-- Exercise details --
Establish how many lines in the material below include the word "views", then give the count alone.

-- Records for the exercise --
Content starts

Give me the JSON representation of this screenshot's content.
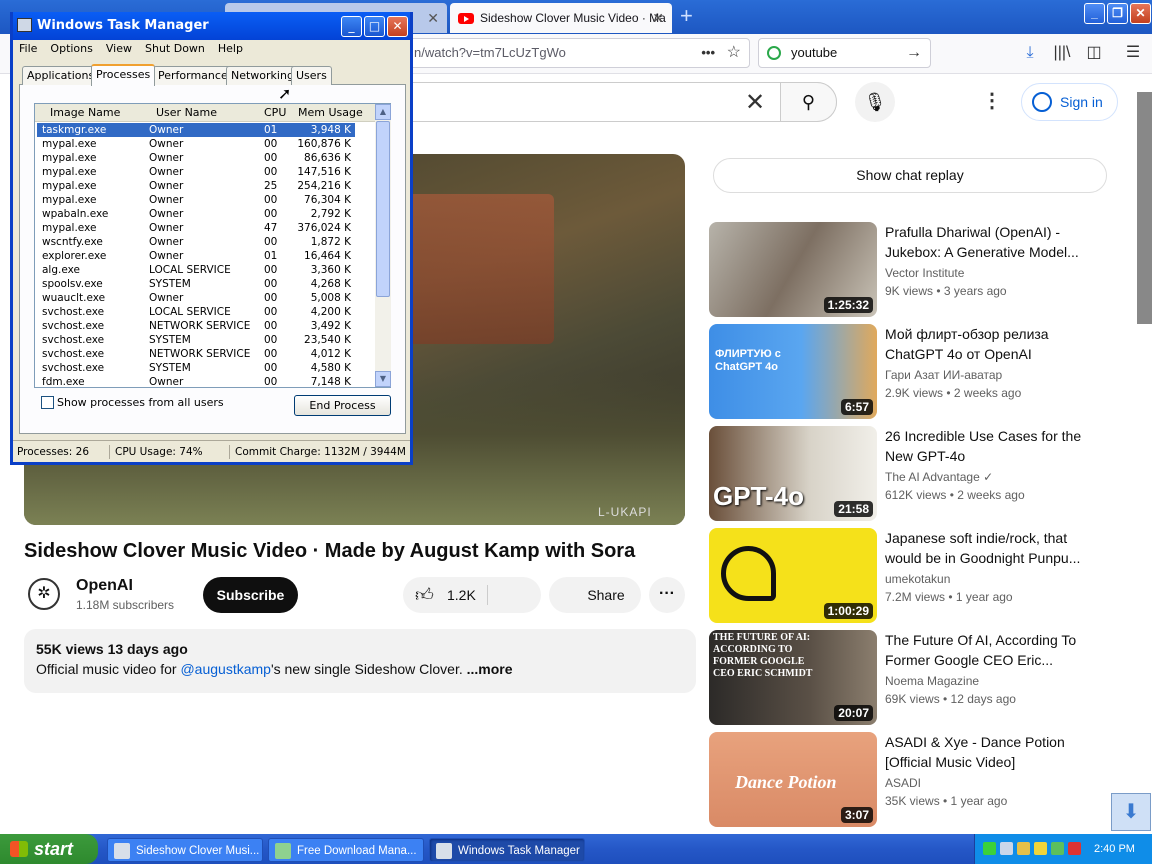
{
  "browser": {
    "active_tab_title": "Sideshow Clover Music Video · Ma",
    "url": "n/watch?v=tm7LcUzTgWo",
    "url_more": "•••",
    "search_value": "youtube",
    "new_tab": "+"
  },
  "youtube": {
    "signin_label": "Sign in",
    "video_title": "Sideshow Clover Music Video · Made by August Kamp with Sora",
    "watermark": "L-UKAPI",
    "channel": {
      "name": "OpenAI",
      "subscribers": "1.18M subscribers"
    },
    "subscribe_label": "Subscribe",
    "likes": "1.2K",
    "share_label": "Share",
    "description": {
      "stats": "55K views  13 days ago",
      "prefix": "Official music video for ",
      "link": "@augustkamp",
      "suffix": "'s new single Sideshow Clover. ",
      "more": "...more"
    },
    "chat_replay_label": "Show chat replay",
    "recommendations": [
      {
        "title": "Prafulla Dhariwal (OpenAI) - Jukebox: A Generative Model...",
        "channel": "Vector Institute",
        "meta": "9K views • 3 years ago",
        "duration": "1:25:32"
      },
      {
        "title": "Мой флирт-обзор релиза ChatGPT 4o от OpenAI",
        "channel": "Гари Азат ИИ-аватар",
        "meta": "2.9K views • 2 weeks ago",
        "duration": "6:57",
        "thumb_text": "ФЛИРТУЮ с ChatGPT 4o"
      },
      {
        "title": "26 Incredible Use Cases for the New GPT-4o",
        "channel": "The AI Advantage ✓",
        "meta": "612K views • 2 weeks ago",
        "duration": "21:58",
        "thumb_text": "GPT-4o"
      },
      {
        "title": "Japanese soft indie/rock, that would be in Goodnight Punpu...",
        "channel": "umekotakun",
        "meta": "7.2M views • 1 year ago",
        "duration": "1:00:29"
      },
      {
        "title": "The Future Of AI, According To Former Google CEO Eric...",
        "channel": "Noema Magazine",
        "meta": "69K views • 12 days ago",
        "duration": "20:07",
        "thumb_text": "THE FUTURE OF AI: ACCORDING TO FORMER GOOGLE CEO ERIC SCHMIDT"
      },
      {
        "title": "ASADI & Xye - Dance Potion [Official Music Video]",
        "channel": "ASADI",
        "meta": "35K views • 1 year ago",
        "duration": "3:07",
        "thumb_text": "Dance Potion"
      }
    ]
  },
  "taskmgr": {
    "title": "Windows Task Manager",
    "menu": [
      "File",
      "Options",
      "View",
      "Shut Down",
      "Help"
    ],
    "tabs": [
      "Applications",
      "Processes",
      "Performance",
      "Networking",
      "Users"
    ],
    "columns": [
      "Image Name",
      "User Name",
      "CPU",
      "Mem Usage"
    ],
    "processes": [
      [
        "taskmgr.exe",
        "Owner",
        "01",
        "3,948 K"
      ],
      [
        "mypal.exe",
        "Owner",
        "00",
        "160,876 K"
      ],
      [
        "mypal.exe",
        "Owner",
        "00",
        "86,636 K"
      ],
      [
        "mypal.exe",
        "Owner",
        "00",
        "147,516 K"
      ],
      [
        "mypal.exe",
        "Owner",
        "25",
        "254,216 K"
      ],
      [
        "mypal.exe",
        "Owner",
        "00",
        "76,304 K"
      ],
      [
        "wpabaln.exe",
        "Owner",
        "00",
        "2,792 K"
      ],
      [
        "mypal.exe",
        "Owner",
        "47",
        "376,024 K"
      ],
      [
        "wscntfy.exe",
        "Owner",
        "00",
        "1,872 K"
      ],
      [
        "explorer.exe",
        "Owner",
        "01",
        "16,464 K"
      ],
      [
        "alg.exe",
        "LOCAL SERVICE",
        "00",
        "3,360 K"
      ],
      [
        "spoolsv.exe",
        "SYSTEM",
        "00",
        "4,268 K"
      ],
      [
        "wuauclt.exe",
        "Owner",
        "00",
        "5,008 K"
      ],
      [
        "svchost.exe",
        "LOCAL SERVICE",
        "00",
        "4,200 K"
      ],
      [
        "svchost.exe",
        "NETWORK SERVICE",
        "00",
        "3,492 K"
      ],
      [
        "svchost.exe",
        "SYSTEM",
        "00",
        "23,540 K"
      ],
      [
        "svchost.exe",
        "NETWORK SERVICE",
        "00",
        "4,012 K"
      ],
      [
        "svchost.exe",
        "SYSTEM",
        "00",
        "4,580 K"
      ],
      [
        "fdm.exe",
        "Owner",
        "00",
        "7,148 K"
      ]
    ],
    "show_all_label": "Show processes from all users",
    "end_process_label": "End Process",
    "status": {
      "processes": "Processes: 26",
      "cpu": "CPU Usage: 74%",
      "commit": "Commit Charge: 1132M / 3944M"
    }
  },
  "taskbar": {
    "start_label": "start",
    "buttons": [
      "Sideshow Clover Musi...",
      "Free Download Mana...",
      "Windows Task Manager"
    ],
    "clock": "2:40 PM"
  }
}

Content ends
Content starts

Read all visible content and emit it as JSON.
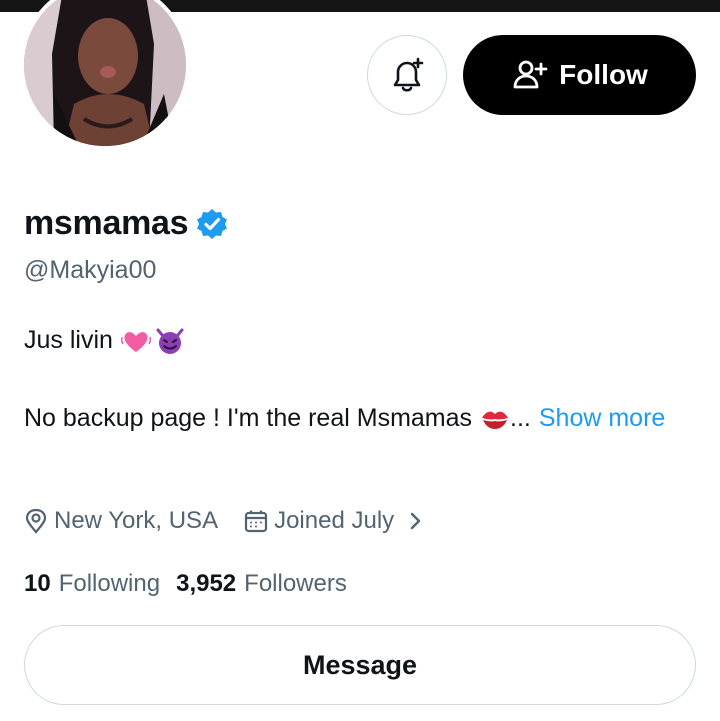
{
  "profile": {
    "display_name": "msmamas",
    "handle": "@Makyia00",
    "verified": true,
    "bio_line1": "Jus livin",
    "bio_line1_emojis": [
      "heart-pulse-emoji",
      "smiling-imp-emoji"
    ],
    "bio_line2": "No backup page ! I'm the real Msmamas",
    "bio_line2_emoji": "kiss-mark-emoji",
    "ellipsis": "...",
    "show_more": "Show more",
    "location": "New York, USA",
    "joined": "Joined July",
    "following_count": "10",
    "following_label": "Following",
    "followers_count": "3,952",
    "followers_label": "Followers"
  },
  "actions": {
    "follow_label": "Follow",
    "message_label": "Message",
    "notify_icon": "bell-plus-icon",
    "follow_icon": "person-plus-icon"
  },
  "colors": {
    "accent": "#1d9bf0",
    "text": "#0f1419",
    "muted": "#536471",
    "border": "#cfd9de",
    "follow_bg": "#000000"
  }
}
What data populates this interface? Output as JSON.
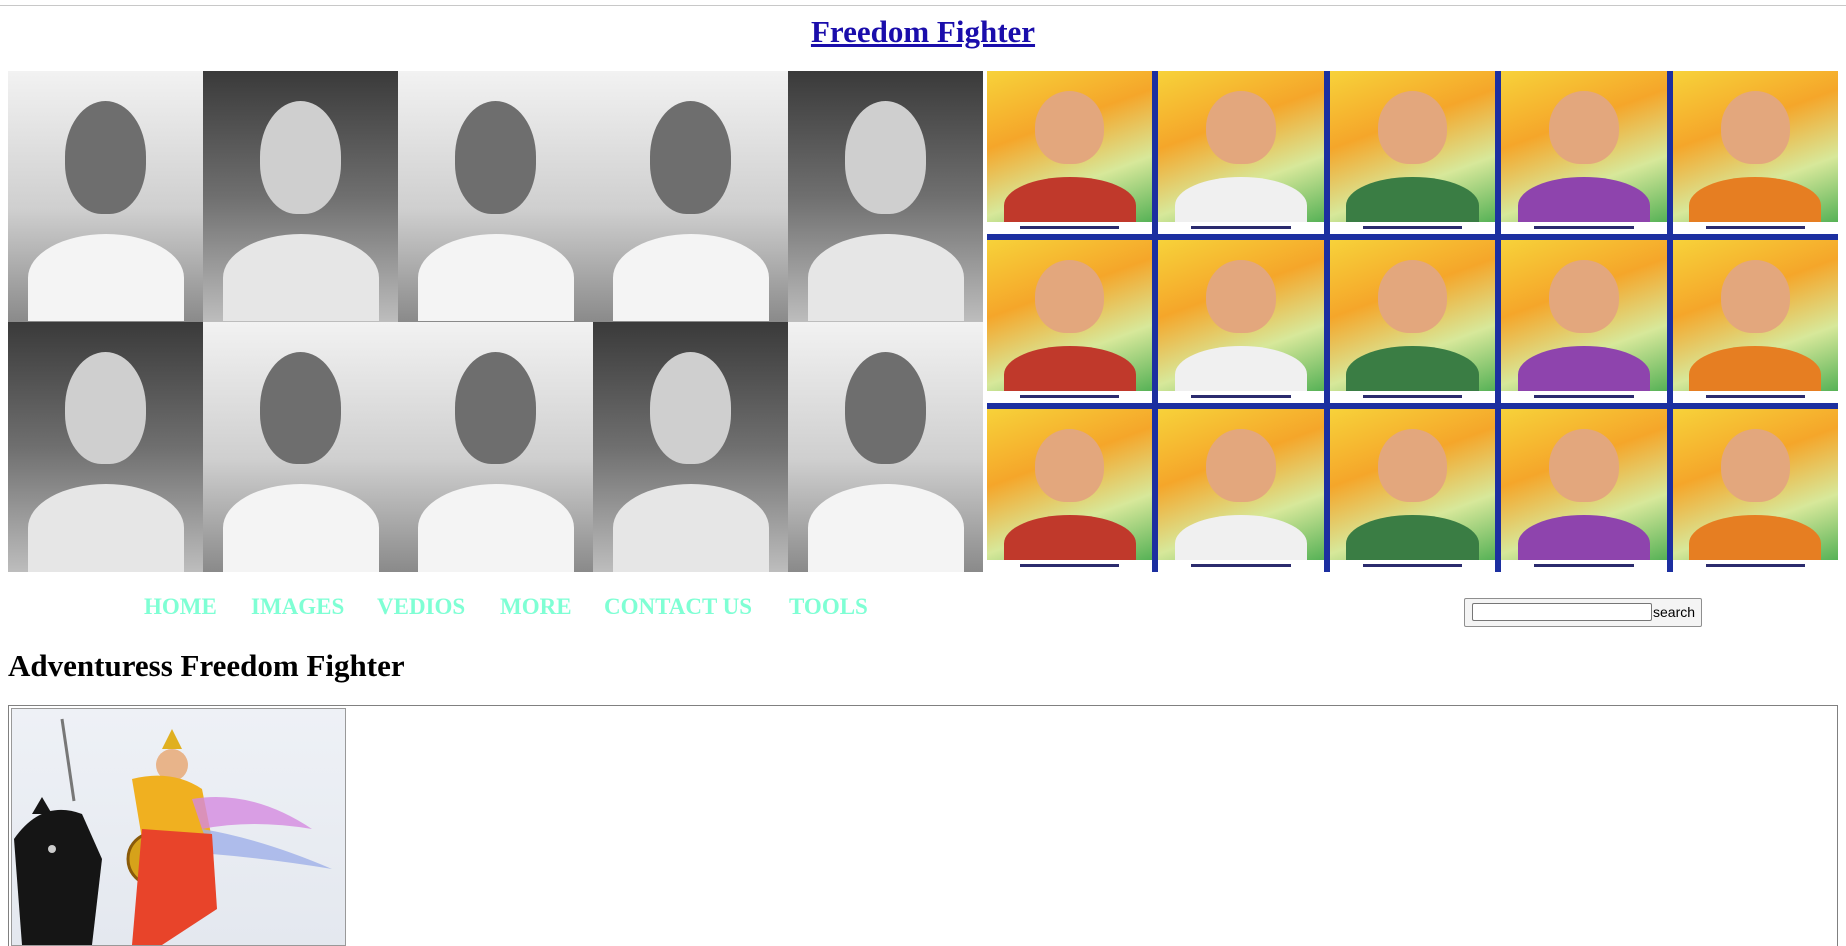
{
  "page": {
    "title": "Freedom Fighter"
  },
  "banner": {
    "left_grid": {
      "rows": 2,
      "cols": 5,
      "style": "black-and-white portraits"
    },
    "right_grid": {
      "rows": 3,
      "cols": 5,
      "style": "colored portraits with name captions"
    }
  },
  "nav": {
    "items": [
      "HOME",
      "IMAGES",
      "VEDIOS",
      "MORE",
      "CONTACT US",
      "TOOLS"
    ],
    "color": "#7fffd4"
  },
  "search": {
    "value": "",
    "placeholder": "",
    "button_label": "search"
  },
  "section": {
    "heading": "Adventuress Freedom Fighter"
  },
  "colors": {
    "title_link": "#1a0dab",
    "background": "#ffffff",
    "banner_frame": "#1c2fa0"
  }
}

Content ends
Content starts

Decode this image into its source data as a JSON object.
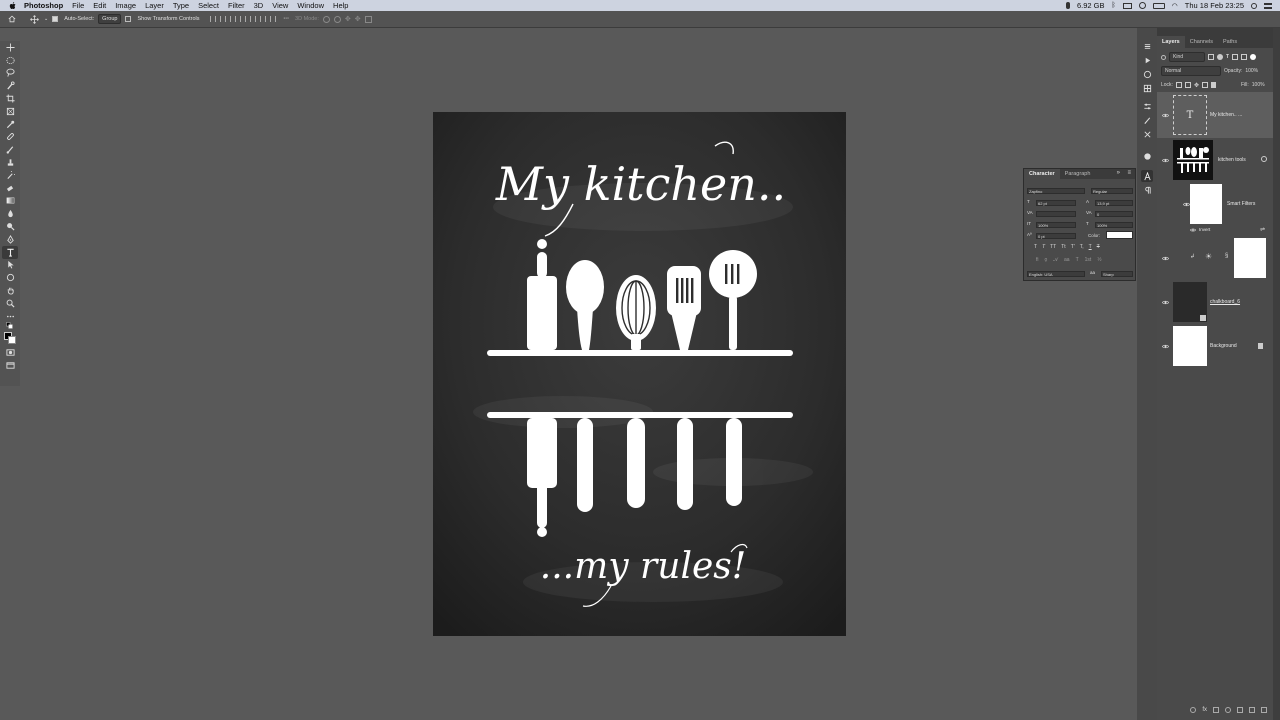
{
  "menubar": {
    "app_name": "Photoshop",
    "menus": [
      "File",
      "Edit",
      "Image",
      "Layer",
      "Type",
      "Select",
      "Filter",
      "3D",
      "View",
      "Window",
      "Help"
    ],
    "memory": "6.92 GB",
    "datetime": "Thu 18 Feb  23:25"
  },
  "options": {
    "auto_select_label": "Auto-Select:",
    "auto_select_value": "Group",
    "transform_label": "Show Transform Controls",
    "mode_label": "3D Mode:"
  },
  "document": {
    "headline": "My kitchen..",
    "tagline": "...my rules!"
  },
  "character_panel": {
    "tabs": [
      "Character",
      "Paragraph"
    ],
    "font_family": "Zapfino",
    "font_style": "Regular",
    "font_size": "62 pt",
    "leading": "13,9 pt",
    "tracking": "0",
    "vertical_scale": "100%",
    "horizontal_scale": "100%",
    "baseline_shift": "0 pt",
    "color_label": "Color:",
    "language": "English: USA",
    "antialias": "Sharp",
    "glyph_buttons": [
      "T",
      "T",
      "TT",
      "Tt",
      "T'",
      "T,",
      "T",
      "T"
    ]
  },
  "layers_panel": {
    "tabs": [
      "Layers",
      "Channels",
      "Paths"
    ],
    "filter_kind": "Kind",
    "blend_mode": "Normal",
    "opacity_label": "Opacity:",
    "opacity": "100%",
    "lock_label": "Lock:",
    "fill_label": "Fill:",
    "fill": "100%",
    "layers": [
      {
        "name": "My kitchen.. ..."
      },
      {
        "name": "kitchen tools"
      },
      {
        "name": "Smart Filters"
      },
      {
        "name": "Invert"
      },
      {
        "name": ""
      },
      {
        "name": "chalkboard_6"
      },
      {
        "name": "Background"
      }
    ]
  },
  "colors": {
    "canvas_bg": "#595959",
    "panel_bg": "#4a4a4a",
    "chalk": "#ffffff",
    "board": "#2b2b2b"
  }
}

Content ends

-- Result below --
7